Okay, I’ve been stretching this out a bit. Today’s blog #99 covers not just two but four days.
I might be milking it, drawing this out to avoid the finality of 100. If that is your accusation, I admit possibly guilty as charged.
In my defence, not a lot that could be discussed on the blog has happened on Wed, Thurs, Fri or Sat. i.e. not until now. Much of my Porty Central time in those last few days has been dedicated to making a reality of the idea I’m about to share .
Those following the blog regularly might recall in #92 I was all re-energised and I’d had a good conversation and promised to tell all the next day.
Well, it took a bit longer to work out that buzzy conversation into action but today Jo Turbitt (of @lighthousekeeperslunch on Instagram fame) and I, despite pouring rain, took a plan for a Portobello Recipe Book and Porty Food Map as a fund-raiser for the Town Hall round the food venues of Portobello High St.
Since blog #92, we’d hatched a plan, written a letter, got sign off from the group and today (Saturday) took it out to the foodie Porty Traders. It was generally well received and we hope will become a beautiful, desirable item that you will all want in your kitchens or on your coffee tables or in your Christmas stockings. If you are a foodie trader and didn’t get a visit, Porty High St is so full of food venues that 2 hours pounding the street and doors is not enough to get round them all. We’ll be back.
Here is the idea we set free today:
Gut reaction is this project has legs.
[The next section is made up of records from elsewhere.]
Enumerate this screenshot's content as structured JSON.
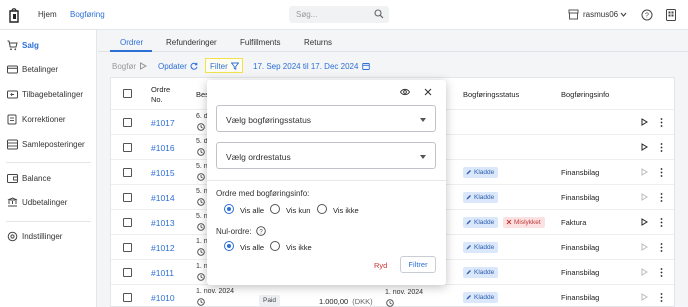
{
  "topbar": {
    "nav": [
      "Hjem",
      "Bogføring"
    ],
    "search_placeholder": "Søg...",
    "user": "rasmus06",
    "icons": [
      "store-logo-icon",
      "search-icon",
      "store-icon",
      "chevron-down-icon",
      "help-icon",
      "grid-icon"
    ]
  },
  "sidebar": {
    "items": [
      {
        "label": "Salg",
        "icon": "cart-icon",
        "active": true
      },
      {
        "label": "Betalinger",
        "icon": "payments-icon"
      },
      {
        "label": "Tilbagebetalinger",
        "icon": "refund-icon"
      },
      {
        "label": "Korrektioner",
        "icon": "correction-icon"
      },
      {
        "label": "Samleposteringer",
        "icon": "collective-posting-icon"
      },
      {
        "label": "Balance",
        "icon": "balance-icon"
      },
      {
        "label": "Udbetalinger",
        "icon": "payout-icon"
      },
      {
        "label": "Indstillinger",
        "icon": "settings-icon"
      }
    ]
  },
  "tabs": [
    "Ordrer",
    "Refunderinger",
    "Fulfillments",
    "Returns"
  ],
  "toolbar": {
    "bogfor": "Bogfør",
    "opdater": "Opdater",
    "filter": "Filter",
    "date_range": "17. Sep 2024 til 17. Dec 2024"
  },
  "table": {
    "headers": {
      "order": "Ordre\nNo.",
      "order_l1": "Ordre",
      "order_l2": "No.",
      "date": "Besti",
      "status": "Bogføringsstatus",
      "info": "Bogføringsinfo"
    },
    "rows": [
      {
        "no": "#1017",
        "date": "6. d",
        "chips": [],
        "info": "",
        "play_active": true
      },
      {
        "no": "#1016",
        "date": "5. d",
        "chips": [],
        "info": "",
        "play_active": true
      },
      {
        "no": "#1015",
        "date": "5. n",
        "chips": [
          "Kladde"
        ],
        "info": "Finansbilag",
        "play_active": false
      },
      {
        "no": "#1014",
        "date": "5. n",
        "chips": [
          "Kladde"
        ],
        "info": "Finansbilag",
        "play_active": false
      },
      {
        "no": "#1013",
        "date": "5. n",
        "chips": [
          "Kladde",
          "Mislykket"
        ],
        "info": "Faktura",
        "play_active": true
      },
      {
        "no": "#1012",
        "date": "1. n",
        "chips": [
          "Kladde"
        ],
        "info": "Finansbilag",
        "play_active": false
      },
      {
        "no": "#1011",
        "date": "1. n",
        "chips": [
          "Kladde"
        ],
        "info": "Finansbilag",
        "play_active": false
      },
      {
        "no": "#1010",
        "date": "1. nov. 2024",
        "chips": [
          "Kladde"
        ],
        "info": "Finansbilag",
        "play_active": false,
        "payment": "Paid",
        "amount": "1.000,00",
        "currency": "(DKK)",
        "post_date": "1. nov. 2024"
      }
    ]
  },
  "filter_popup": {
    "status_placeholder": "Vælg bogføringsstatus",
    "order_status_placeholder": "Vælg ordrestatus",
    "bookkeeping_info_label": "Ordre med bogføringsinfo:",
    "bookkeeping_options": [
      "Vis alle",
      "Vis kun",
      "Vis ikke"
    ],
    "bookkeeping_selected": 0,
    "null_orders_label": "Nul-ordre:",
    "null_options": [
      "Vis alle",
      "Vis ikke"
    ],
    "null_selected": 0,
    "clear": "Ryd",
    "apply": "Filtrer"
  },
  "colors": {
    "accent": "#2c6fd6",
    "kladde_bg": "#dbe7fa",
    "mislykket_bg": "#fbe1e1",
    "highlight": "#f0e24a"
  }
}
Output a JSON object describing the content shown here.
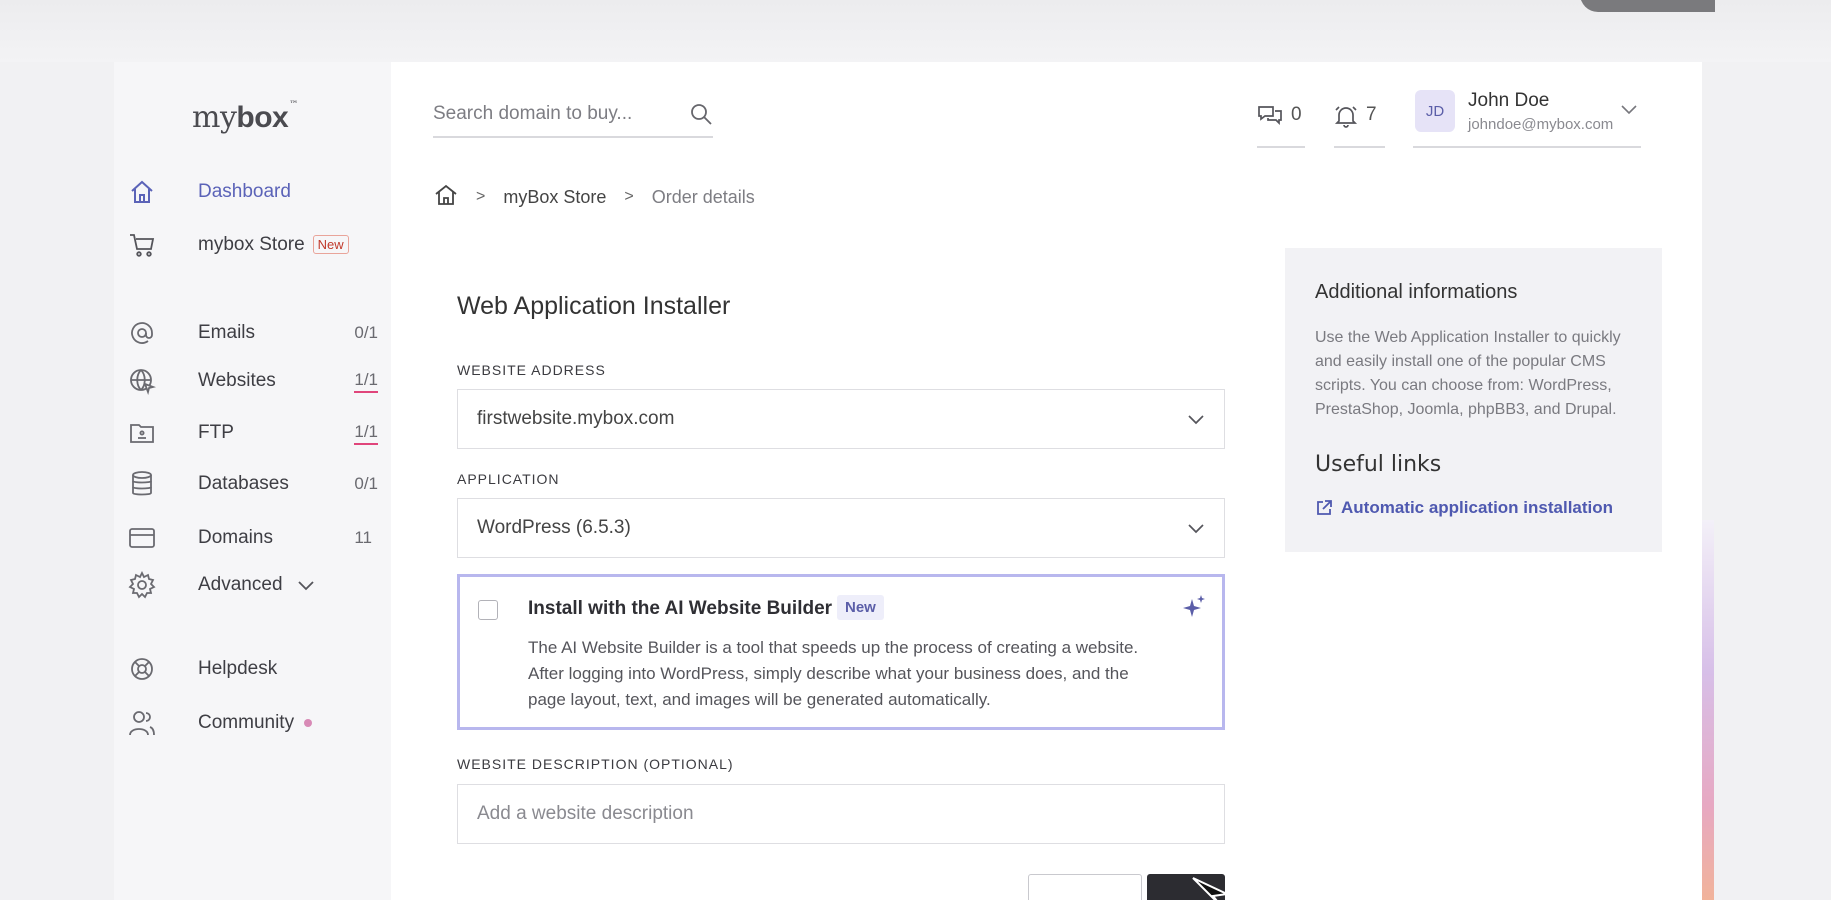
{
  "brand": {
    "logo_main": "my",
    "logo_bold": "box",
    "logo_tm": "™"
  },
  "search": {
    "placeholder": "Search domain to buy..."
  },
  "header": {
    "messages_count": "0",
    "notifications_count": "7",
    "user": {
      "initials": "JD",
      "name": "John Doe",
      "email": "johndoe@mybox.com"
    }
  },
  "sidebar": {
    "dashboard": "Dashboard",
    "store": "mybox Store",
    "store_badge": "New",
    "emails": {
      "label": "Emails",
      "count": "0/1"
    },
    "websites": {
      "label": "Websites",
      "count": "1/1"
    },
    "ftp": {
      "label": "FTP",
      "count": "1/1"
    },
    "databases": {
      "label": "Databases",
      "count": "0/1"
    },
    "domains": {
      "label": "Domains",
      "count": "11"
    },
    "advanced": "Advanced",
    "helpdesk": "Helpdesk",
    "community": "Community"
  },
  "breadcrumb": {
    "store": "myBox Store",
    "current": "Order details"
  },
  "form": {
    "title": "Web Application Installer",
    "website_address_label": "WEBSITE ADDRESS",
    "website_address_value": "firstwebsite.mybox.com",
    "application_label": "APPLICATION",
    "application_value": "WordPress (6.5.3)",
    "ai_title": "Install with the AI Website Builder",
    "ai_badge": "New",
    "ai_description": "The AI Website Builder is a tool that speeds up the process of creating a website. After logging into WordPress, simply describe what your business does, and the page layout, text, and images will be generated automatically.",
    "description_label": "WEBSITE DESCRIPTION (OPTIONAL)",
    "description_placeholder": "Add a website description"
  },
  "info": {
    "title": "Additional informations",
    "text": "Use the Web Application Installer to quickly and easily install one of the popular CMS scripts. You can choose from: WordPress, PrestaShop, Joomla, phpBB3, and Drupal.",
    "links_title": "Useful links",
    "link_label": "Automatic application installation"
  },
  "colors": {
    "accent": "#5b63b8",
    "ai_border": "#b8b7ee",
    "underline": "#e0457b"
  }
}
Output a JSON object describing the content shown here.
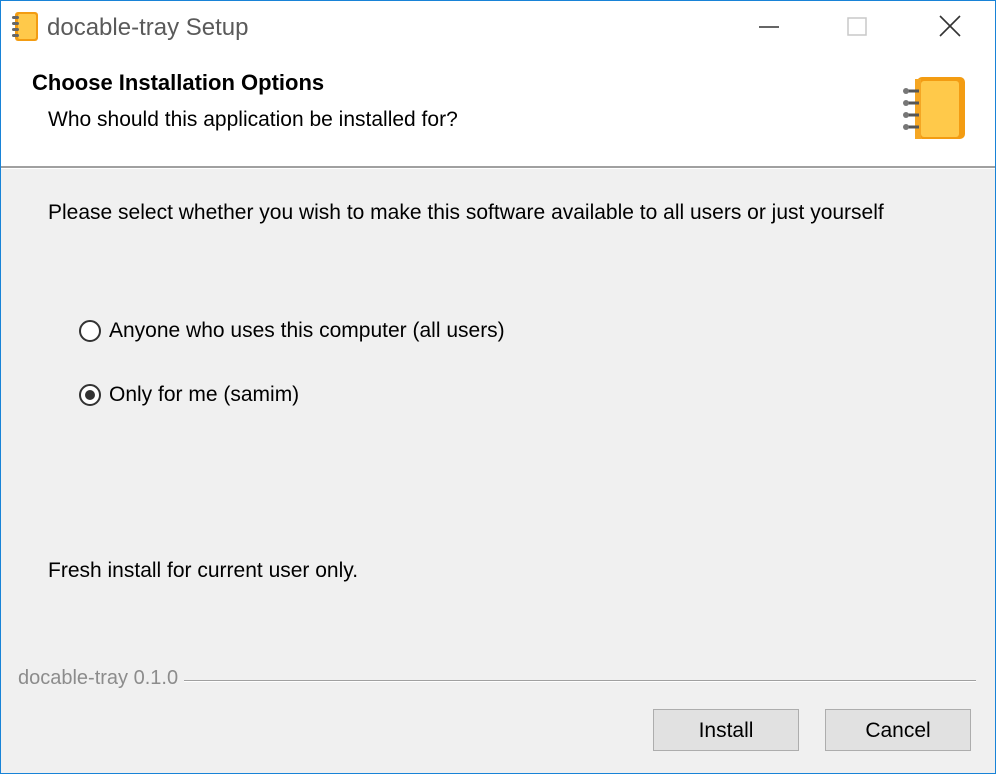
{
  "window": {
    "title": "docable-tray Setup",
    "icons": {
      "app": "notebook-icon",
      "minimize": "minimize-icon",
      "maximize": "maximize-icon",
      "close": "close-icon"
    }
  },
  "header": {
    "title": "Choose Installation Options",
    "subtitle": "Who should this application be installed for?",
    "icon": "notebook-icon"
  },
  "body": {
    "instruction": "Please select whether you wish to make this software available to all users or just yourself",
    "options": [
      {
        "label": "Anyone who uses this computer (all users)",
        "selected": false
      },
      {
        "label": "Only for me (samim)",
        "selected": true
      }
    ],
    "status": "Fresh install for current user only."
  },
  "footer": {
    "branding": "docable-tray 0.1.0",
    "install_label": "Install",
    "cancel_label": "Cancel"
  },
  "colors": {
    "accent_border": "#1883d7",
    "icon_orange": "#f39c12",
    "icon_yellow": "#ffc94a",
    "dialog_background": "#f0f0f0"
  }
}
If you have any great ideas to add to it, please get in touch.
I started this blogging business on 1st June 2021. It should have ended mid Sept but with holidays and the odd few skipped days, it winds up with the next one I write, taking it to mid-Oct. Might skip Sunday and wait for the Porty Central group meeting on Monday night before I close…..I need to get that update on Geoff’s cardigan and of course I’m still looking for more lines of reflection on Porty Town Hall – memories or imagined futures, based around senses, in 12 words to be sent to firstname.lastname@example.org for me to try and craft a poem. I see Ian Pryde was chasing up reflections on Portobello itself. I submitted mine. C’mon Porty people. We can do this.